"""
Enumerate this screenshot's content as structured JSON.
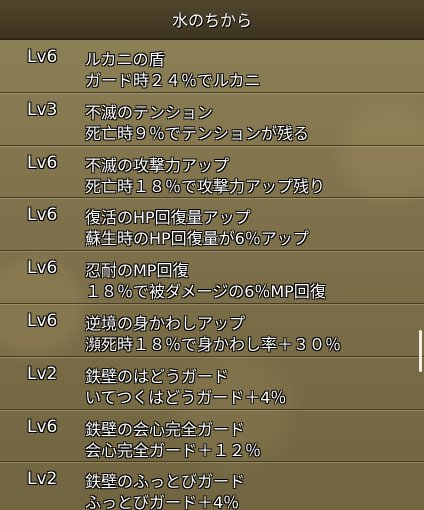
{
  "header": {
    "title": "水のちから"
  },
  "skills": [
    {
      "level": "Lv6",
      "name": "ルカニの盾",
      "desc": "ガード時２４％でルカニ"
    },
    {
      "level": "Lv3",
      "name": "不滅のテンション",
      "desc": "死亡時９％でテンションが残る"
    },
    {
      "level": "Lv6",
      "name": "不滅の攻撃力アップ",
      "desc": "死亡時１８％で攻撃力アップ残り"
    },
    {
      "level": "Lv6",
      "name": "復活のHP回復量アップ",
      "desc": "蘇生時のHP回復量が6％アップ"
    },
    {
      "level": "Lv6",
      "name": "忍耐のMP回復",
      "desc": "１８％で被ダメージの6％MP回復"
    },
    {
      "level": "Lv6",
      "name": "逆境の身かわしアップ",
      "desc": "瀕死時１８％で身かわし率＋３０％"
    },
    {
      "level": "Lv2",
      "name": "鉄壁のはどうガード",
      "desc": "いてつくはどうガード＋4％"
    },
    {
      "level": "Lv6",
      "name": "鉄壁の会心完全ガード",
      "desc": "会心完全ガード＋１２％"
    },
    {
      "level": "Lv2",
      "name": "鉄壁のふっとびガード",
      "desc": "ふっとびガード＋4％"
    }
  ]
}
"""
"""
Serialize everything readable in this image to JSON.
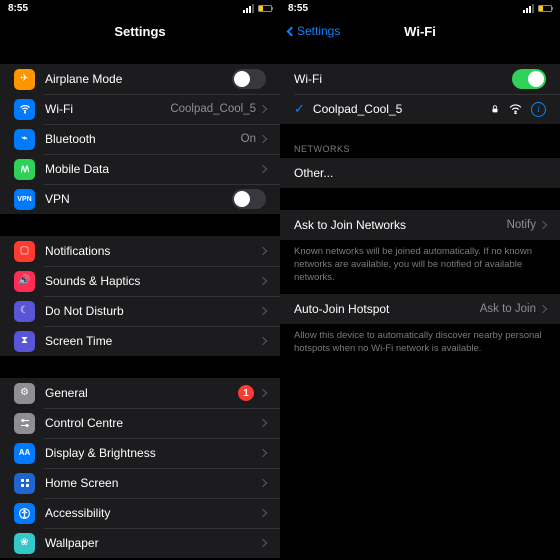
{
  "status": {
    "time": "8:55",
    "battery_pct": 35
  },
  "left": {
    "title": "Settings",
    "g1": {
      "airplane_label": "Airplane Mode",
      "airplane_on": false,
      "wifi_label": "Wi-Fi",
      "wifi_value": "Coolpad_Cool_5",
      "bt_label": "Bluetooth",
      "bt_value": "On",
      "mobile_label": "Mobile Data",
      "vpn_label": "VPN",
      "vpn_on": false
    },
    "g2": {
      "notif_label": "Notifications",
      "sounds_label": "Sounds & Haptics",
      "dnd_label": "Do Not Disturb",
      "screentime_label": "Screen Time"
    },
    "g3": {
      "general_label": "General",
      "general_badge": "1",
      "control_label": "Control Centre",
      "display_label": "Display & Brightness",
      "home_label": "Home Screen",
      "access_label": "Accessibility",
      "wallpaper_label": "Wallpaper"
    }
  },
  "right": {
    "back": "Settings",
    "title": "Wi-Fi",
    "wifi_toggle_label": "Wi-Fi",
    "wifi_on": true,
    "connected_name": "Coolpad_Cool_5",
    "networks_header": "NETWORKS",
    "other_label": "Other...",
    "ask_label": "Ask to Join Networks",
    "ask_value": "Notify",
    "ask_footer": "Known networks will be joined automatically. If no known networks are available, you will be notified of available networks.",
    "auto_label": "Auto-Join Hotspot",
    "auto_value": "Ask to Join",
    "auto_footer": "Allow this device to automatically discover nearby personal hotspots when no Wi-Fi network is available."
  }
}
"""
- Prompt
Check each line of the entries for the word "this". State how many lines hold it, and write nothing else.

- Result
3